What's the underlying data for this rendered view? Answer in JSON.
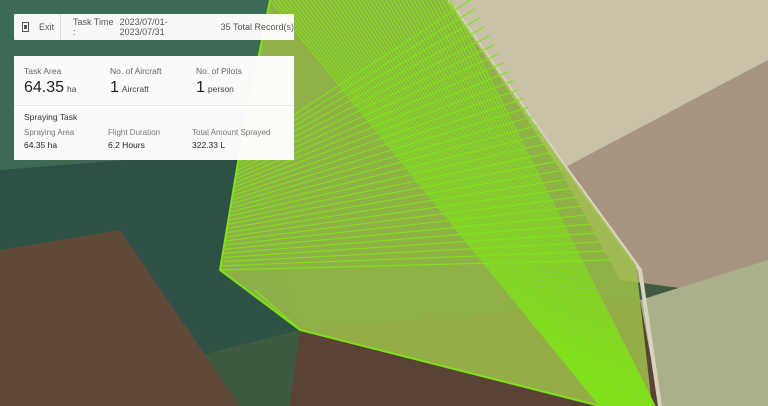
{
  "topbar": {
    "exit_label": "Exit",
    "task_time_label": "Task Time :",
    "task_time_value": "2023/07/01-2023/07/31",
    "records": "35 Total Record(s)"
  },
  "summary": {
    "task_area": {
      "label": "Task Area",
      "value": "64.35",
      "unit": "ha"
    },
    "aircraft": {
      "label": "No. of Aircraft",
      "value": "1",
      "unit": "Aircraft"
    },
    "pilots": {
      "label": "No. of Pilots",
      "value": "1",
      "unit": "person"
    }
  },
  "task": {
    "title": "Spraying Task",
    "spraying_area": {
      "label": "Spraying Area",
      "value": "64.35 ha"
    },
    "flight_duration": {
      "label": "Flight Duration",
      "value": "6.2 Hours"
    },
    "total_sprayed": {
      "label": "Total Amount Sprayed",
      "value": "322.33 L"
    }
  },
  "colors": {
    "flight_path": "#7fe21a",
    "field_fill": "#9fbf4a",
    "panel_bg": "#ffffff"
  },
  "icons": {
    "exit": "exit-icon"
  }
}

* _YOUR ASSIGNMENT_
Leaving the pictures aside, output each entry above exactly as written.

* _RESULT FOR THIS EXERCISE_
What's the underlying data for this rendered view? Answer in JSON.
{
  "topbar": {
    "exit_label": "Exit",
    "task_time_label": "Task Time :",
    "task_time_value": "2023/07/01-2023/07/31",
    "records": "35 Total Record(s)"
  },
  "summary": {
    "task_area": {
      "label": "Task Area",
      "value": "64.35",
      "unit": "ha"
    },
    "aircraft": {
      "label": "No. of Aircraft",
      "value": "1",
      "unit": "Aircraft"
    },
    "pilots": {
      "label": "No. of Pilots",
      "value": "1",
      "unit": "person"
    }
  },
  "task": {
    "title": "Spraying Task",
    "spraying_area": {
      "label": "Spraying Area",
      "value": "64.35 ha"
    },
    "flight_duration": {
      "label": "Flight Duration",
      "value": "6.2 Hours"
    },
    "total_sprayed": {
      "label": "Total Amount Sprayed",
      "value": "322.33 L"
    }
  },
  "colors": {
    "flight_path": "#7fe21a",
    "field_fill": "#9fbf4a",
    "panel_bg": "#ffffff"
  },
  "icons": {
    "exit": "exit-icon"
  }
}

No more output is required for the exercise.